The new affirmative sexual consent laws in NSW introduce a communicative model of consent requiring each participant of sexual activity to seek out whether the other consents. It recognises that consent is not assumed, that it’s a free and voluntary agreement, and that consent to one sexual activity is not necessarily consent to another sexual activity.
The new affirmative consent laws aim to acknowledge and address the misconceptions that consent for one sexual activity is consent to any other sexual activity.
What is Consent? | What is Affirmative Consent?
The main definition of consent is the free and voluntary agreement to sexual activity at the time of the sexual activity.
Consent must be present not only at the time of the sexual activity, but consent must also be present across different sexual activities during the sexual continuum.
Here is more on the legal age of consent in Australia.
What Do the New Affirmative Consent Laws Say?
section 61HI Crimes Act 1900 (NSW) says that:
- A person consents to a sexual activity if he/she freely and voluntarily agrees to it at the time of the sexual activity.
- If withdrawing consent during sexual activity, the withdrawal of consent is required to be communicated by words or conduct otherwise consent will not be considered to have been withdrawn.
- Sexual activity will be without consent if the sexual activity continues after consent is withdrawn.
- Not resisting to a sexual activity (by words or conduct) does not, by reason only of that fact, amount to consent.
- Consenting to one particular sexual activity does not automatically for that reason alone mean that there is consent to any other particular sexual activity. Example: consent to sexual activity with a condom does not amount to consent to sexual activity without a condom.
- Consent to a sexual activity on one occasion is not considered, by that reason alone, to be consent to sexual activity with the same person on another occasion.
More on consent laws? Our experienced sexual assault lawyers Sydney based are happy to chat over a confidential discussion.
What Amounts to No Consent?
The law says that there is no consent if any of the following circumstances apply under action 61HJ:
- If the person doesn’t say or do anything to communicate consent ie where a person “freezes”,
- The person has no capacity to consent or is soo drug or alcohol effected that he/she is incapable of consenting,
- If the person is unconscious or sleeping,
- The person agrees to participate because of force or fear of serious harm, including threats of harm to another person, property or an animal,
- If the person agrees to participate because of coercion, blackmail or intimidation, or because the person is unlawfully detained, or overborne by abuse of a relationship of authority, trust or dependence, or because of fraudulent inducement (fraudulent inducement does not include misrepresenting your income, wealth or feelings),
- If the person is mistaken about the nature or purpose of the sexual activity, or mistaken about the identity of the other person, or mistaken about being married to the other person.
3 Ways to Prove the Accused Knew there was No Consent
The law provides three ways to establish knowledge of non-consent under section 61HK, namely:
- The accused knew there was no consent, or
- The accused was reckless in the sense he/she either realised the possibility there was no consent but continued, or didn’t care, or didn’t turn their mind to whether or not there was consent, or
- The accused has no reasonable grounds for believing there was consent (was the accused belief that there was consent objectively reasonable?)
Often sexual assault cases fall into the last category where an accused person argues that he/she believed that there was consent.
To determine this, the law says that the prosecution must negate any reasonable possibility that the accused person held a reasonable belief that there was consent.

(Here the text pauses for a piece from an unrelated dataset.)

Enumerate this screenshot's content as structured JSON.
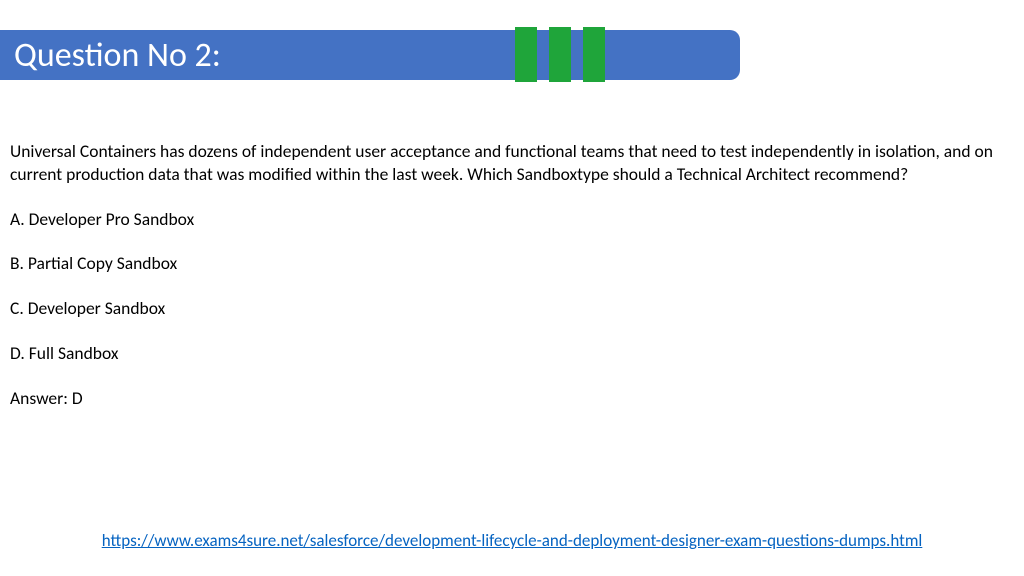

This is another way of saying that the prosecution must prove beyond reasonable doubt that the accused’s belief as to consent was not reasonable in the circumstances.
In fact, section 61HK(2) says that belief that there was consent will not be reasonable if the accused person fails to say or do anything to find out whether the other person consents (within a reasonable time before or at the time of the sexual activity).
This means that anyone engaging in sexual activity must try to ascertain whether or not the other person consents, and this enquiry must be done within a reasonable time before or at the time of the sexual activity. Otherwise, it can amount to non-consensual sex warranting serious criminal penalties in NSW. This is known now as the new affirmative consent laws.
Intoxication that is self-induced is not taken into account and is completely disregarded when considering whether the accused person held a reasonable belief that there was consent.
All circumstances are considered including whether or not, and/or what the accused person said or did at the time to enquire about consent.
The only situation when the affirmative consent laws don’t apply to an accused person is if the accused person, at the time of the sexual activity, had a cognitive impairment or mental health impairment, and that impairment was a substantial cause of him/her not saying it doing anything to ascertain consent. The accused person in those circumstances bears the onus of proving this on the balance of probabilities.